::: PROVIDED DATA :::

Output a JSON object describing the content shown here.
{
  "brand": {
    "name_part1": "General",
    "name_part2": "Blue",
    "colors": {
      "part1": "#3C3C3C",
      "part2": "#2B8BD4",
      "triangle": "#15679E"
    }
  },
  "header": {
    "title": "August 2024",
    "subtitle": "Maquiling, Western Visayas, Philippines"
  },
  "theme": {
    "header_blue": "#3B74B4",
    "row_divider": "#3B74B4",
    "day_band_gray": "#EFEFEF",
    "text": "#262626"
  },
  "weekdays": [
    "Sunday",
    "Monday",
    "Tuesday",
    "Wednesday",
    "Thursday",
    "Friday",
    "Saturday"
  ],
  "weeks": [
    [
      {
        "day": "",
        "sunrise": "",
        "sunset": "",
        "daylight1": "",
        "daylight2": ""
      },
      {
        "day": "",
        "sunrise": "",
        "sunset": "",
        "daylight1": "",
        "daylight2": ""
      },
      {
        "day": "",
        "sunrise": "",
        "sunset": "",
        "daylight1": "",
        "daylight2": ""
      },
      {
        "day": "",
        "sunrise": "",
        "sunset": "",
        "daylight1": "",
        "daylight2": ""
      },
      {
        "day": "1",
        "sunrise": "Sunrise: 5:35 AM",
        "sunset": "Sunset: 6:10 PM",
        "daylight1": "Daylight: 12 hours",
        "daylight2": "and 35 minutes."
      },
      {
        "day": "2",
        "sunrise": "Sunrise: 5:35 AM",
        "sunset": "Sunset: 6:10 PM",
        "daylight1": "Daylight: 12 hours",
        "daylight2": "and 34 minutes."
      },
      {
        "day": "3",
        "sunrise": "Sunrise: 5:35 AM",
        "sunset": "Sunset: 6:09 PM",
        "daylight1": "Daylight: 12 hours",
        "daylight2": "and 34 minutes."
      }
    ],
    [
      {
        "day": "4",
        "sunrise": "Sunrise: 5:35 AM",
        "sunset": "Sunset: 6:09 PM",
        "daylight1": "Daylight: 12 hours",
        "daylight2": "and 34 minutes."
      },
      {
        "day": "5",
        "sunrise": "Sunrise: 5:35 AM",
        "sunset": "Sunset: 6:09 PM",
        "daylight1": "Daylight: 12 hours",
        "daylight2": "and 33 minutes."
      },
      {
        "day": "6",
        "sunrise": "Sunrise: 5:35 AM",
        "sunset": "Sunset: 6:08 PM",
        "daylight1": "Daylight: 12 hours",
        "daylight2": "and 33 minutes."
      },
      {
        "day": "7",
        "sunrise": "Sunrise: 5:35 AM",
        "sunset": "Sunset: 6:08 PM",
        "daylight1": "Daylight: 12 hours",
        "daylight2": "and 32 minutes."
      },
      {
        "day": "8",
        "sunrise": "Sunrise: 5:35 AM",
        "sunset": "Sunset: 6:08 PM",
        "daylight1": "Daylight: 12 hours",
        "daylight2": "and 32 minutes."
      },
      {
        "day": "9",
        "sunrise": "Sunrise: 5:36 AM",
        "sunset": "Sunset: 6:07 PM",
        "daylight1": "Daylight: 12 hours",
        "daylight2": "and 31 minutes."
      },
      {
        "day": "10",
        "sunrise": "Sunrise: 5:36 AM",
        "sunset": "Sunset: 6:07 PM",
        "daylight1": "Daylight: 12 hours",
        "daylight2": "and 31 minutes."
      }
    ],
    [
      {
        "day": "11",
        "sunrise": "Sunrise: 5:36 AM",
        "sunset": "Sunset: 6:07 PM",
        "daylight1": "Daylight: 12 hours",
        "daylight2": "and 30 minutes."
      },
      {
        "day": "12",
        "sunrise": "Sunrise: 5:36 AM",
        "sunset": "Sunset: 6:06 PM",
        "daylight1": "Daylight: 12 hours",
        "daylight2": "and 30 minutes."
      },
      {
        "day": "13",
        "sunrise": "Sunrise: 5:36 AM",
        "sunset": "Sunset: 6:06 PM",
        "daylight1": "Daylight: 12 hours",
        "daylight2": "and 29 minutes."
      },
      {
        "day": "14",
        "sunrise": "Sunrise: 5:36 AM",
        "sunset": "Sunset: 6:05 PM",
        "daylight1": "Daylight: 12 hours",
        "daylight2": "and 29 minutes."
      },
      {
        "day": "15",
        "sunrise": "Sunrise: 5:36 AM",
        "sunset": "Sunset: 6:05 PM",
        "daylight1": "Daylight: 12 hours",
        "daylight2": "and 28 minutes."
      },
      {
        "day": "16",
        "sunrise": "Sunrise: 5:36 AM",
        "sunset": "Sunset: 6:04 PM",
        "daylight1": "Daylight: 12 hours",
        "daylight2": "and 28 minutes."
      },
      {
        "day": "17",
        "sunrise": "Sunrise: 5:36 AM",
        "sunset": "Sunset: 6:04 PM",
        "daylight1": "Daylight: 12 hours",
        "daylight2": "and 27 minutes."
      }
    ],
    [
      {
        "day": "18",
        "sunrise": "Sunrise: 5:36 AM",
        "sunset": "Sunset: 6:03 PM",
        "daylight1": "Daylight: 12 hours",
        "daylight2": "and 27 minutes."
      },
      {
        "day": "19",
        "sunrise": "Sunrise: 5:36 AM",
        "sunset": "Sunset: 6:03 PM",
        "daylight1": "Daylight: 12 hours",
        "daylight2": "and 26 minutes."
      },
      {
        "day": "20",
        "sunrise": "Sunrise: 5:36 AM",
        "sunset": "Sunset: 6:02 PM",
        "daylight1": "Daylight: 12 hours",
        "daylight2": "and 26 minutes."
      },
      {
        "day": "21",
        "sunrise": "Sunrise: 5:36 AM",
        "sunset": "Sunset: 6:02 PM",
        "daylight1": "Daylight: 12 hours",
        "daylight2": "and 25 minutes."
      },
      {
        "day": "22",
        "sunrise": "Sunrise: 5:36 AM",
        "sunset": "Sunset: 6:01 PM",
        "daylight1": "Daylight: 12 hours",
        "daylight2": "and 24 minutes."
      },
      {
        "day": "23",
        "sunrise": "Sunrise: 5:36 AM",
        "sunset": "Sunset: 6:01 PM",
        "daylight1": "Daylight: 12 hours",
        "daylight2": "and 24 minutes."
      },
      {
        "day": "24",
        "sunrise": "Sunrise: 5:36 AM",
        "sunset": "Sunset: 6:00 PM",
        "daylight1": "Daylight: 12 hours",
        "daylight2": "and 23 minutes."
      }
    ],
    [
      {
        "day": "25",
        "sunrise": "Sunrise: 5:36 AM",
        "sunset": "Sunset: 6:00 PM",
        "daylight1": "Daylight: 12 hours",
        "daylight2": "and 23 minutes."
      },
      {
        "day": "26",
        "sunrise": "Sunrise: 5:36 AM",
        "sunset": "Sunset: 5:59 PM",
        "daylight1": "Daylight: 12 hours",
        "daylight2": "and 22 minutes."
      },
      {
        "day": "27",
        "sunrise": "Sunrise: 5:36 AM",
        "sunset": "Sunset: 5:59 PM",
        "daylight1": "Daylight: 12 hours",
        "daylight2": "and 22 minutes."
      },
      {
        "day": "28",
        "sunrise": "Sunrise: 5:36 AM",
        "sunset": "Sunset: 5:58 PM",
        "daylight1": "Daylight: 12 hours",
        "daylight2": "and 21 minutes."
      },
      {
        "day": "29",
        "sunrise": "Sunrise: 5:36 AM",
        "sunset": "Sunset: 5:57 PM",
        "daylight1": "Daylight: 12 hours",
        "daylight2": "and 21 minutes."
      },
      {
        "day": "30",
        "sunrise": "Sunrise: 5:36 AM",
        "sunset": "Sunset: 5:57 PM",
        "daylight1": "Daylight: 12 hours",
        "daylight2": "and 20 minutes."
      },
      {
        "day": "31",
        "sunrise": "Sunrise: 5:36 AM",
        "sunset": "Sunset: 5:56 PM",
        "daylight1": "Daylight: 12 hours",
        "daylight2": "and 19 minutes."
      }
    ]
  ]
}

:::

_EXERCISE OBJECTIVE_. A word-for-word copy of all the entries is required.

_PROBLEM SOLUTION_.
Output a JSON object describing the content shown here.
{
  "brand": {
    "name_part1": "General",
    "name_part2": "Blue",
    "colors": {
      "part1": "#3C3C3C",
      "part2": "#2B8BD4",
      "triangle": "#15679E"
    }
  },
  "header": {
    "title": "August 2024",
    "subtitle": "Maquiling, Western Visayas, Philippines"
  },
  "theme": {
    "header_blue": "#3B74B4",
    "row_divider": "#3B74B4",
    "day_band_gray": "#EFEFEF",
    "text": "#262626"
  },
  "weekdays": [
    "Sunday",
    "Monday",
    "Tuesday",
    "Wednesday",
    "Thursday",
    "Friday",
    "Saturday"
  ],
  "weeks": [
    [
      {
        "day": "",
        "sunrise": "",
        "sunset": "",
        "daylight1": "",
        "daylight2": ""
      },
      {
        "day": "",
        "sunrise": "",
        "sunset": "",
        "daylight1": "",
        "daylight2": ""
      },
      {
        "day": "",
        "sunrise": "",
        "sunset": "",
        "daylight1": "",
        "daylight2": ""
      },
      {
        "day": "",
        "sunrise": "",
        "sunset": "",
        "daylight1": "",
        "daylight2": ""
      },
      {
        "day": "1",
        "sunrise": "Sunrise: 5:35 AM",
        "sunset": "Sunset: 6:10 PM",
        "daylight1": "Daylight: 12 hours",
        "daylight2": "and 35 minutes."
      },
      {
        "day": "2",
        "sunrise": "Sunrise: 5:35 AM",
        "sunset": "Sunset: 6:10 PM",
        "daylight1": "Daylight: 12 hours",
        "daylight2": "and 34 minutes."
      },
      {
        "day": "3",
        "sunrise": "Sunrise: 5:35 AM",
        "sunset": "Sunset: 6:09 PM",
        "daylight1": "Daylight: 12 hours",
        "daylight2": "and 34 minutes."
      }
    ],
    [
      {
        "day": "4",
        "sunrise": "Sunrise: 5:35 AM",
        "sunset": "Sunset: 6:09 PM",
        "daylight1": "Daylight: 12 hours",
        "daylight2": "and 34 minutes."
      },
      {
        "day": "5",
        "sunrise": "Sunrise: 5:35 AM",
        "sunset": "Sunset: 6:09 PM",
        "daylight1": "Daylight: 12 hours",
        "daylight2": "and 33 minutes."
      },
      {
        "day": "6",
        "sunrise": "Sunrise: 5:35 AM",
        "sunset": "Sunset: 6:08 PM",
        "daylight1": "Daylight: 12 hours",
        "daylight2": "and 33 minutes."
      },
      {
        "day": "7",
        "sunrise": "Sunrise: 5:35 AM",
        "sunset": "Sunset: 6:08 PM",
        "daylight1": "Daylight: 12 hours",
        "daylight2": "and 32 minutes."
      },
      {
        "day": "8",
        "sunrise": "Sunrise: 5:35 AM",
        "sunset": "Sunset: 6:08 PM",
        "daylight1": "Daylight: 12 hours",
        "daylight2": "and 32 minutes."
      },
      {
        "day": "9",
        "sunrise": "Sunrise: 5:36 AM",
        "sunset": "Sunset: 6:07 PM",
        "daylight1": "Daylight: 12 hours",
        "daylight2": "and 31 minutes."
      },
      {
        "day": "10",
        "sunrise": "Sunrise: 5:36 AM",
        "sunset": "Sunset: 6:07 PM",
        "daylight1": "Daylight: 12 hours",
        "daylight2": "and 31 minutes."
      }
    ],
    [
      {
        "day": "11",
        "sunrise": "Sunrise: 5:36 AM",
        "sunset": "Sunset: 6:07 PM",
        "daylight1": "Daylight: 12 hours",
        "daylight2": "and 30 minutes."
      },
      {
        "day": "12",
        "sunrise": "Sunrise: 5:36 AM",
        "sunset": "Sunset: 6:06 PM",
        "daylight1": "Daylight: 12 hours",
        "daylight2": "and 30 minutes."
      },
      {
        "day": "13",
        "sunrise": "Sunrise: 5:36 AM",
        "sunset": "Sunset: 6:06 PM",
        "daylight1": "Daylight: 12 hours",
        "daylight2": "and 29 minutes."
      },
      {
        "day": "14",
        "sunrise": "Sunrise: 5:36 AM",
        "sunset": "Sunset: 6:05 PM",
        "daylight1": "Daylight: 12 hours",
        "daylight2": "and 29 minutes."
      },
      {
        "day": "15",
        "sunrise": "Sunrise: 5:36 AM",
        "sunset": "Sunset: 6:05 PM",
        "daylight1": "Daylight: 12 hours",
        "daylight2": "and 28 minutes."
      },
      {
        "day": "16",
        "sunrise": "Sunrise: 5:36 AM",
        "sunset": "Sunset: 6:04 PM",
        "daylight1": "Daylight: 12 hours",
        "daylight2": "and 28 minutes."
      },
      {
        "day": "17",
        "sunrise": "Sunrise: 5:36 AM",
        "sunset": "Sunset: 6:04 PM",
        "daylight1": "Daylight: 12 hours",
        "daylight2": "and 27 minutes."
      }
    ],
    [
      {
        "day": "18",
        "sunrise": "Sunrise: 5:36 AM",
        "sunset": "Sunset: 6:03 PM",
        "daylight1": "Daylight: 12 hours",
        "daylight2": "and 27 minutes."
      },
      {
        "day": "19",
        "sunrise": "Sunrise: 5:36 AM",
        "sunset": "Sunset: 6:03 PM",
        "daylight1": "Daylight: 12 hours",
        "daylight2": "and 26 minutes."
      },
      {
        "day": "20",
        "sunrise": "Sunrise: 5:36 AM",
        "sunset": "Sunset: 6:02 PM",
        "daylight1": "Daylight: 12 hours",
        "daylight2": "and 26 minutes."
      },
      {
        "day": "21",
        "sunrise": "Sunrise: 5:36 AM",
        "sunset": "Sunset: 6:02 PM",
        "daylight1": "Daylight: 12 hours",
        "daylight2": "and 25 minutes."
      },
      {
        "day": "22",
        "sunrise": "Sunrise: 5:36 AM",
        "sunset": "Sunset: 6:01 PM",
        "daylight1": "Daylight: 12 hours",
        "daylight2": "and 24 minutes."
      },
      {
        "day": "23",
        "sunrise": "Sunrise: 5:36 AM",
        "sunset": "Sunset: 6:01 PM",
        "daylight1": "Daylight: 12 hours",
        "daylight2": "and 24 minutes."
      },
      {
        "day": "24",
        "sunrise": "Sunrise: 5:36 AM",
        "sunset": "Sunset: 6:00 PM",
        "daylight1": "Daylight: 12 hours",
        "daylight2": "and 23 minutes."
      }
    ],
    [
      {
        "day": "25",
        "sunrise": "Sunrise: 5:36 AM",
        "sunset": "Sunset: 6:00 PM",
        "daylight1": "Daylight: 12 hours",
        "daylight2": "and 23 minutes."
      },
      {
        "day": "26",
        "sunrise": "Sunrise: 5:36 AM",
        "sunset": "Sunset: 5:59 PM",
        "daylight1": "Daylight: 12 hours",
        "daylight2": "and 22 minutes."
      },
      {
        "day": "27",
        "sunrise": "Sunrise: 5:36 AM",
        "sunset": "Sunset: 5:59 PM",
        "daylight1": "Daylight: 12 hours",
        "daylight2": "and 22 minutes."
      },
      {
        "day": "28",
        "sunrise": "Sunrise: 5:36 AM",
        "sunset": "Sunset: 5:58 PM",
        "daylight1": "Daylight: 12 hours",
        "daylight2": "and 21 minutes."
      },
      {
        "day": "29",
        "sunrise": "Sunrise: 5:36 AM",
        "sunset": "Sunset: 5:57 PM",
        "daylight1": "Daylight: 12 hours",
        "daylight2": "and 21 minutes."
      },
      {
        "day": "30",
        "sunrise": "Sunrise: 5:36 AM",
        "sunset": "Sunset: 5:57 PM",
        "daylight1": "Daylight: 12 hours",
        "daylight2": "and 20 minutes."
      },
      {
        "day": "31",
        "sunrise": "Sunrise: 5:36 AM",
        "sunset": "Sunset: 5:56 PM",
        "daylight1": "Daylight: 12 hours",
        "daylight2": "and 19 minutes."
      }
    ]
  ]
}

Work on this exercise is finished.